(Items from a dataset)

=== Begin Enclosure ===

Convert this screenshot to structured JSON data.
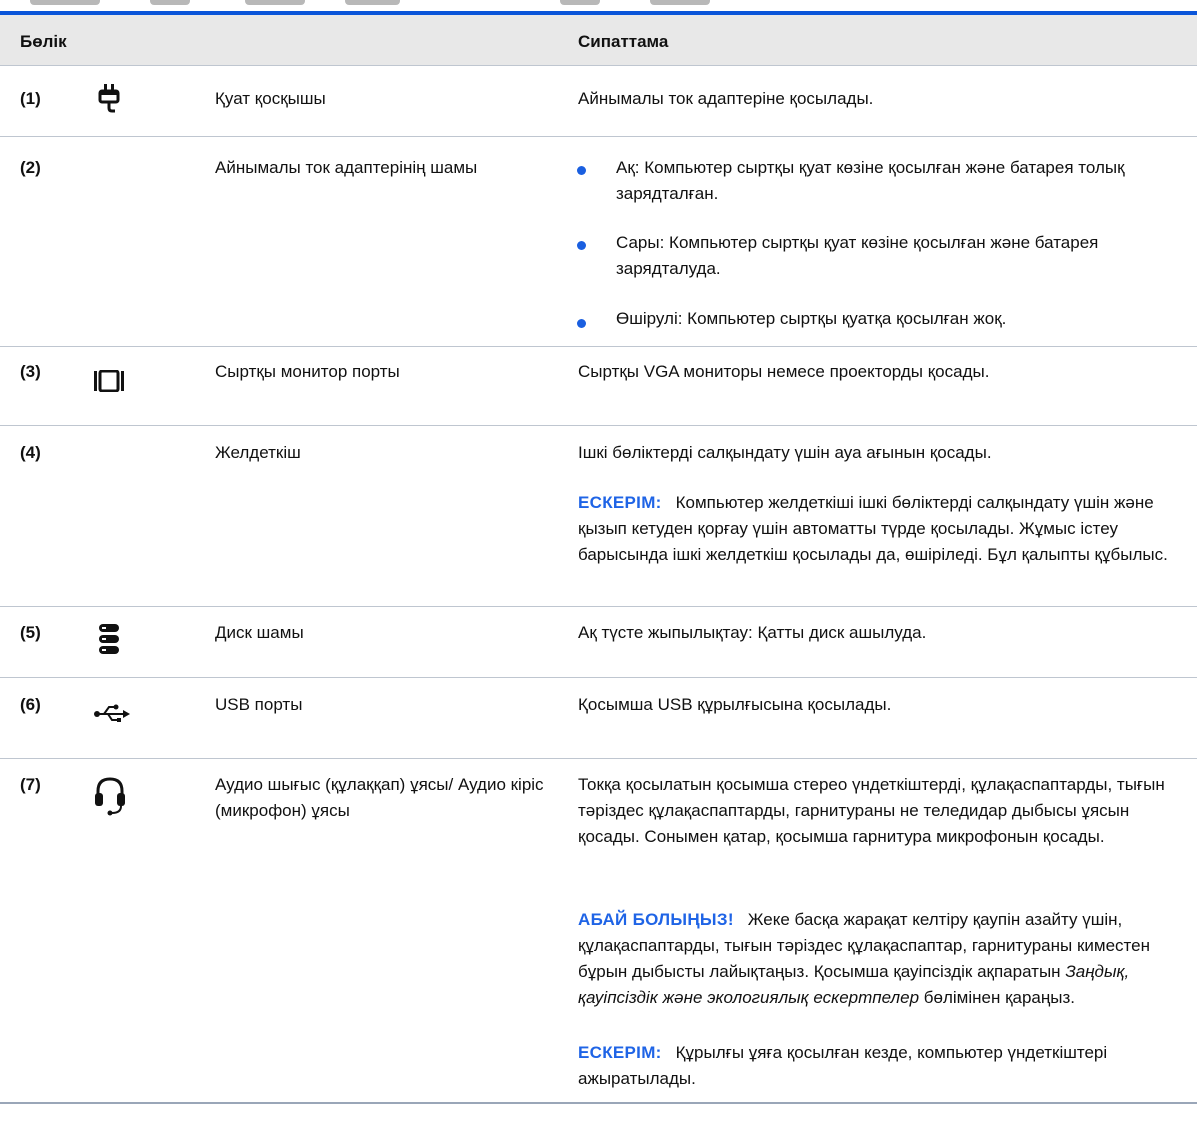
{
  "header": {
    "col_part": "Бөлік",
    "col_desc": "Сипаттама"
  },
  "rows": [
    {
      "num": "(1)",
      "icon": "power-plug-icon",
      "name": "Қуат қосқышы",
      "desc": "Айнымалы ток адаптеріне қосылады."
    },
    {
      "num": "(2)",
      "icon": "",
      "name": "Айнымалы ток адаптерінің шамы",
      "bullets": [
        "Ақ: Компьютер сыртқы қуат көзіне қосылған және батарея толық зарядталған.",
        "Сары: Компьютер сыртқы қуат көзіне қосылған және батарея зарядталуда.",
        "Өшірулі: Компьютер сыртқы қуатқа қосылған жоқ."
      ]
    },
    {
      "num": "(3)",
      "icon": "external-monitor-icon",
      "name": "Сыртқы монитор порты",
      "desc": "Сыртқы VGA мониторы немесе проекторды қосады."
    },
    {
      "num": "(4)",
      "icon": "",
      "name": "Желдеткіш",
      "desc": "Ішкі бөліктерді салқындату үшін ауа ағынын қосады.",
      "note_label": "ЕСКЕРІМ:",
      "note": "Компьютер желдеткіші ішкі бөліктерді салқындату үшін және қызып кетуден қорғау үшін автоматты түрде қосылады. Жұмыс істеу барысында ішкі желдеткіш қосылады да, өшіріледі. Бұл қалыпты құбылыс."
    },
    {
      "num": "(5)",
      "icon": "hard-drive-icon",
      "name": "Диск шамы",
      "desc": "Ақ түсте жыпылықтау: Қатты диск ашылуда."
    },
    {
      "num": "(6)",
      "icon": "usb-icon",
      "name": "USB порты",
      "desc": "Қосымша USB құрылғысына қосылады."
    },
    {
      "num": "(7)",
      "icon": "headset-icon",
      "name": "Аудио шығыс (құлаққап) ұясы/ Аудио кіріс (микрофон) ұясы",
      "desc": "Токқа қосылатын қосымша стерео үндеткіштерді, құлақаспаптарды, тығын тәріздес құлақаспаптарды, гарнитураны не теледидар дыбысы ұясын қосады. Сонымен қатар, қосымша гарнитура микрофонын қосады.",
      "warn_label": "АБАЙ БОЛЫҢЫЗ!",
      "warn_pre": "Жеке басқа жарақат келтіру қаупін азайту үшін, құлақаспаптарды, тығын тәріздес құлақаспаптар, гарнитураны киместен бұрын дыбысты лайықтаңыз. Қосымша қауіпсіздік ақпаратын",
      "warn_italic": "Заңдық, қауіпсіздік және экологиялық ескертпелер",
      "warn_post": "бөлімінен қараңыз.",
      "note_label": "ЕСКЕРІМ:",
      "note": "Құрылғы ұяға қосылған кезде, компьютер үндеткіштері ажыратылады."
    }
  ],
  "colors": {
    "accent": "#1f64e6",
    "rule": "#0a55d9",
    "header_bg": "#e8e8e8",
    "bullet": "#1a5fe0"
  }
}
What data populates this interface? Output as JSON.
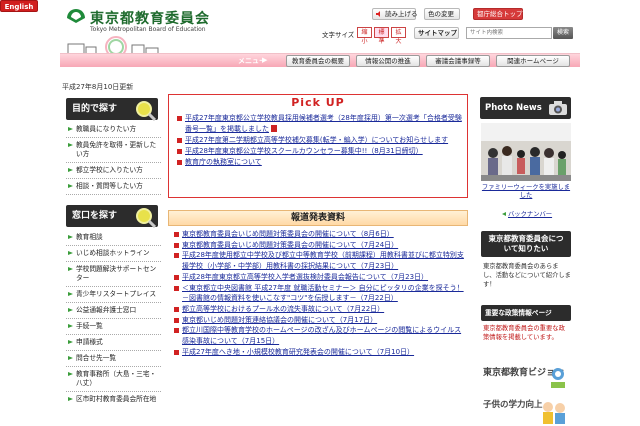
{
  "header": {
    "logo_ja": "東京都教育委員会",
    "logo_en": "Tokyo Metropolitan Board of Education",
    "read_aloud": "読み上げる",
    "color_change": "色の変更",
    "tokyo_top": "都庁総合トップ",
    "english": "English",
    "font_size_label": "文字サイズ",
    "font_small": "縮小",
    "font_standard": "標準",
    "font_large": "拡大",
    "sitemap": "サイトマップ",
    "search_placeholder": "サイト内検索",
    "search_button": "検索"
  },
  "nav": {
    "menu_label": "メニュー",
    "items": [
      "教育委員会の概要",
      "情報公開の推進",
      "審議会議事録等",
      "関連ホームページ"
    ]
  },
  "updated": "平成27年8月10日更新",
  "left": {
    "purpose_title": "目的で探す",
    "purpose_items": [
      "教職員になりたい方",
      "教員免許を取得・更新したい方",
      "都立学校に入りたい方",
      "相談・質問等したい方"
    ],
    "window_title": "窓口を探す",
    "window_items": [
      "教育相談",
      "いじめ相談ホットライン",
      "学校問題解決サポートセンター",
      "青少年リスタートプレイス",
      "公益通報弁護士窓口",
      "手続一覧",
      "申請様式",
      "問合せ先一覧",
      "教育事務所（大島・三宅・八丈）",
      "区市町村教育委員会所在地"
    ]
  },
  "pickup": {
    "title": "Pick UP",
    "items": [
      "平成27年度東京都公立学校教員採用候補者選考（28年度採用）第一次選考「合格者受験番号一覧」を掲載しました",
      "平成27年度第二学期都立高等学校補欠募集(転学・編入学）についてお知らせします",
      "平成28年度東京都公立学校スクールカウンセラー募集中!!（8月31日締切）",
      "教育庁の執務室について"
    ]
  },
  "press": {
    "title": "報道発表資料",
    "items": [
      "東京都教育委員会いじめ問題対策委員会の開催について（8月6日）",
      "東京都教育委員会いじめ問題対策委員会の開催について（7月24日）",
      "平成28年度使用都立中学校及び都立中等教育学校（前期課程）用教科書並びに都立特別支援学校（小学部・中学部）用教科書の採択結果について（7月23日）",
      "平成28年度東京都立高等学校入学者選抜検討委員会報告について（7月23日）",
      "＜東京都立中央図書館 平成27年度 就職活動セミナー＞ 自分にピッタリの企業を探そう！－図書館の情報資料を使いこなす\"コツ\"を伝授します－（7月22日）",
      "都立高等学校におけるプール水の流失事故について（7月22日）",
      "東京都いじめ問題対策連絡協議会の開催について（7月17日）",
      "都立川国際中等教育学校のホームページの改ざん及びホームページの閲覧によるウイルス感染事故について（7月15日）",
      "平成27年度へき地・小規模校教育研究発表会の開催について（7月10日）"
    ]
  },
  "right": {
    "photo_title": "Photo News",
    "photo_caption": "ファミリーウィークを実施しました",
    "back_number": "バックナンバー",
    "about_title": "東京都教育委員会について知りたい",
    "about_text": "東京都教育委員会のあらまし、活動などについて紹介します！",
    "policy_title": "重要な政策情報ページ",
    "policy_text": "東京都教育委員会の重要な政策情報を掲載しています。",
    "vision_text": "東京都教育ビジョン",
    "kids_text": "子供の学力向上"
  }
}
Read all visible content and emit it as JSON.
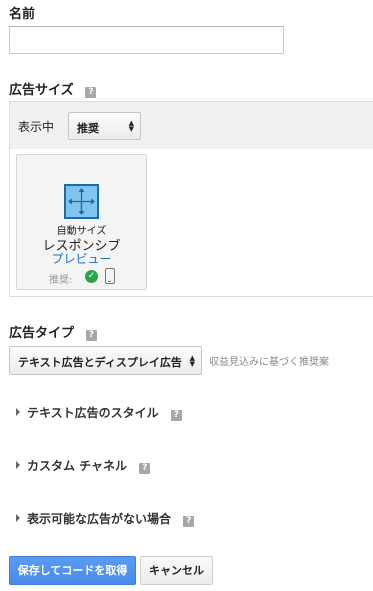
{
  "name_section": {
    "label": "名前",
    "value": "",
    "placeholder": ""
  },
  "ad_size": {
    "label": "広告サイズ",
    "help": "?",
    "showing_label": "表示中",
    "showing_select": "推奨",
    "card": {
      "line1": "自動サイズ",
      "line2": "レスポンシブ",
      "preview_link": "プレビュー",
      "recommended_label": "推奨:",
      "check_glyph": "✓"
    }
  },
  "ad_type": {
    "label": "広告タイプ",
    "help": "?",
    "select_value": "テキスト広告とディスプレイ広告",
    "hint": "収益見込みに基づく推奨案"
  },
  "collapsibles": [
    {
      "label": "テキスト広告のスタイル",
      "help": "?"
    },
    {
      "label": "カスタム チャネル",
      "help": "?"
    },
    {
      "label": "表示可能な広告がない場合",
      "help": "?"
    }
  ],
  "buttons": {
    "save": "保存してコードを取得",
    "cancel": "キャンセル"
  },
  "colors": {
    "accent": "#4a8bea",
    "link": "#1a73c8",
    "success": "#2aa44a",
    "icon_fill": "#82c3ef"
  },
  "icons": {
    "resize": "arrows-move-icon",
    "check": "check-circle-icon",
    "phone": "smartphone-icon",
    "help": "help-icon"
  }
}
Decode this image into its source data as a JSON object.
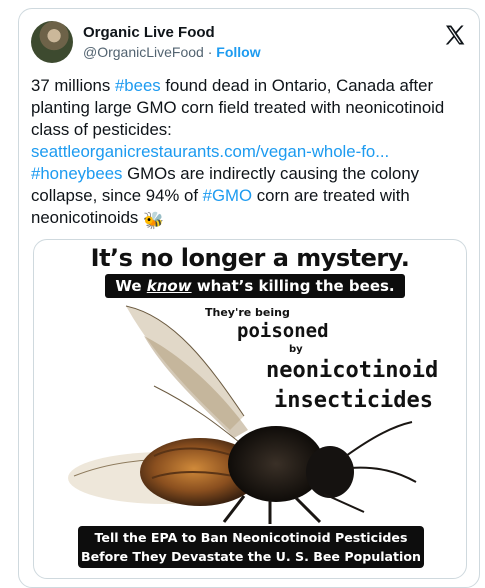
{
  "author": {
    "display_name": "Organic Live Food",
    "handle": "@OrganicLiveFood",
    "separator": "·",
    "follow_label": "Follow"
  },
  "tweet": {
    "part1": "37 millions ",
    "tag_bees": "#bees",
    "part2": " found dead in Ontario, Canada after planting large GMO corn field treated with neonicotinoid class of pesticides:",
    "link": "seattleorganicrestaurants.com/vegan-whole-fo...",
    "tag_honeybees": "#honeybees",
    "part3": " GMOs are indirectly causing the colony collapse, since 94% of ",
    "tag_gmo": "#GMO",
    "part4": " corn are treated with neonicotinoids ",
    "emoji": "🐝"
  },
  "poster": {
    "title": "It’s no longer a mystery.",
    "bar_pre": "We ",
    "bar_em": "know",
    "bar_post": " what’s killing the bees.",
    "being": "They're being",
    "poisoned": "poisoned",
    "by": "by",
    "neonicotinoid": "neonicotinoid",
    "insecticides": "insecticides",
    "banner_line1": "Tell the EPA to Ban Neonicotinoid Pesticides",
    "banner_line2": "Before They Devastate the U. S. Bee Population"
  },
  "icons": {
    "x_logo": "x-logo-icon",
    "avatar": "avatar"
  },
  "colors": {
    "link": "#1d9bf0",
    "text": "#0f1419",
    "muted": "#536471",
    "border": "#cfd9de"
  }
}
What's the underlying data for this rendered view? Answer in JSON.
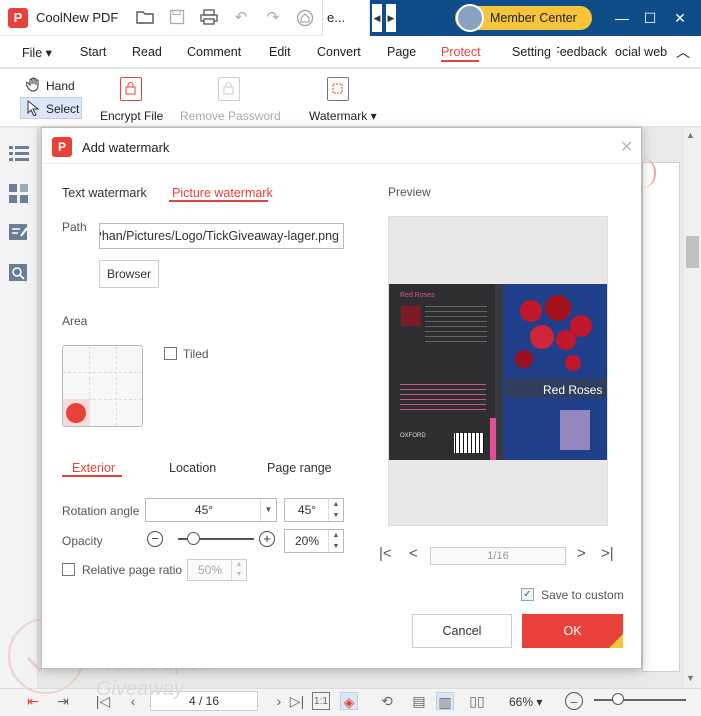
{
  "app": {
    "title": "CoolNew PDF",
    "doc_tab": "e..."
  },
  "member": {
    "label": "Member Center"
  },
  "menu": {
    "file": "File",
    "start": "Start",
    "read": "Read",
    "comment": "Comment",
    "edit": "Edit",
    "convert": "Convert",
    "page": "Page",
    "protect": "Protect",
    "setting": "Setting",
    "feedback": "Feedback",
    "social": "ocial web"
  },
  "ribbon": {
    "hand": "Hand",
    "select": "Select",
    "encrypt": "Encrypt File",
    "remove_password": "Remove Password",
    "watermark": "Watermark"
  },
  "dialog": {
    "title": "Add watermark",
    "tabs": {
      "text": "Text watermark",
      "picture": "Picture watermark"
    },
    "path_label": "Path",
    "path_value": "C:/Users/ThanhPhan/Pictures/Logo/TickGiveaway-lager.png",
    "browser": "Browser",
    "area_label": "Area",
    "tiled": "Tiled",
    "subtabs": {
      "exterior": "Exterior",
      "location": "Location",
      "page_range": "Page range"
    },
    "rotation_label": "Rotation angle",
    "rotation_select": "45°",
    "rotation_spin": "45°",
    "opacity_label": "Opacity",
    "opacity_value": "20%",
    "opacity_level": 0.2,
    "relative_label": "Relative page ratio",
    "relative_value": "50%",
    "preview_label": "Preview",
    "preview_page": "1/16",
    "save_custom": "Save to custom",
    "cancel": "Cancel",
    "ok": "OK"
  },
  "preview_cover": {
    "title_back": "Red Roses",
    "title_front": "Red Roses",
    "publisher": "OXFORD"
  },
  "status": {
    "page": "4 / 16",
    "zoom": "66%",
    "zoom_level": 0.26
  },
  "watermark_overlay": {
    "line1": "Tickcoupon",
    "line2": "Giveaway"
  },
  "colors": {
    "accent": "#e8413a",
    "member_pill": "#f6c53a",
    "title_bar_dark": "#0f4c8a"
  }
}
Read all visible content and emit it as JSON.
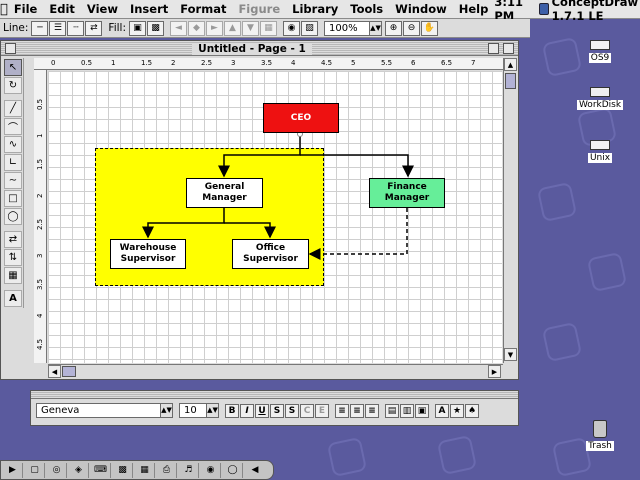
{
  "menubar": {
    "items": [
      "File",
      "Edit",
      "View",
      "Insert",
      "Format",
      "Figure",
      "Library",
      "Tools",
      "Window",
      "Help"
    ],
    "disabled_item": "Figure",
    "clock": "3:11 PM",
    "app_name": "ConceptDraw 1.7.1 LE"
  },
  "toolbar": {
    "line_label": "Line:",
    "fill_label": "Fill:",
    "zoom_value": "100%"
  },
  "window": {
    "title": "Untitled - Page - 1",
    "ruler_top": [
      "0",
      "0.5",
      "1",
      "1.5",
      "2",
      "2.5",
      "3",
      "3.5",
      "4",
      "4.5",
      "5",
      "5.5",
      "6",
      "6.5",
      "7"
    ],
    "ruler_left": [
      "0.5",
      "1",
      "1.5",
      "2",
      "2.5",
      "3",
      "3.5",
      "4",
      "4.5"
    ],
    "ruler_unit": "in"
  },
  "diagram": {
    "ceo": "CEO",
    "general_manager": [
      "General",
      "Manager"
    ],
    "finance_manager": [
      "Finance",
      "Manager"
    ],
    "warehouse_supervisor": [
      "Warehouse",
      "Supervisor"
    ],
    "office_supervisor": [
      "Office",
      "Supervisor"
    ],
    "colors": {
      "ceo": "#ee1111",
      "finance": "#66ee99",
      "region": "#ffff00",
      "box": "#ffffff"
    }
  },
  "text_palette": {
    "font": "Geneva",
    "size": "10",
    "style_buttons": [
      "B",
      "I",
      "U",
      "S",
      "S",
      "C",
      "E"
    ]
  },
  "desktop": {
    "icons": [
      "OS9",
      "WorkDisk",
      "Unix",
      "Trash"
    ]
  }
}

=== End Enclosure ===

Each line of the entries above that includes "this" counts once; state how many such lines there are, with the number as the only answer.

▶ [EXERCISE OUTPUT]
4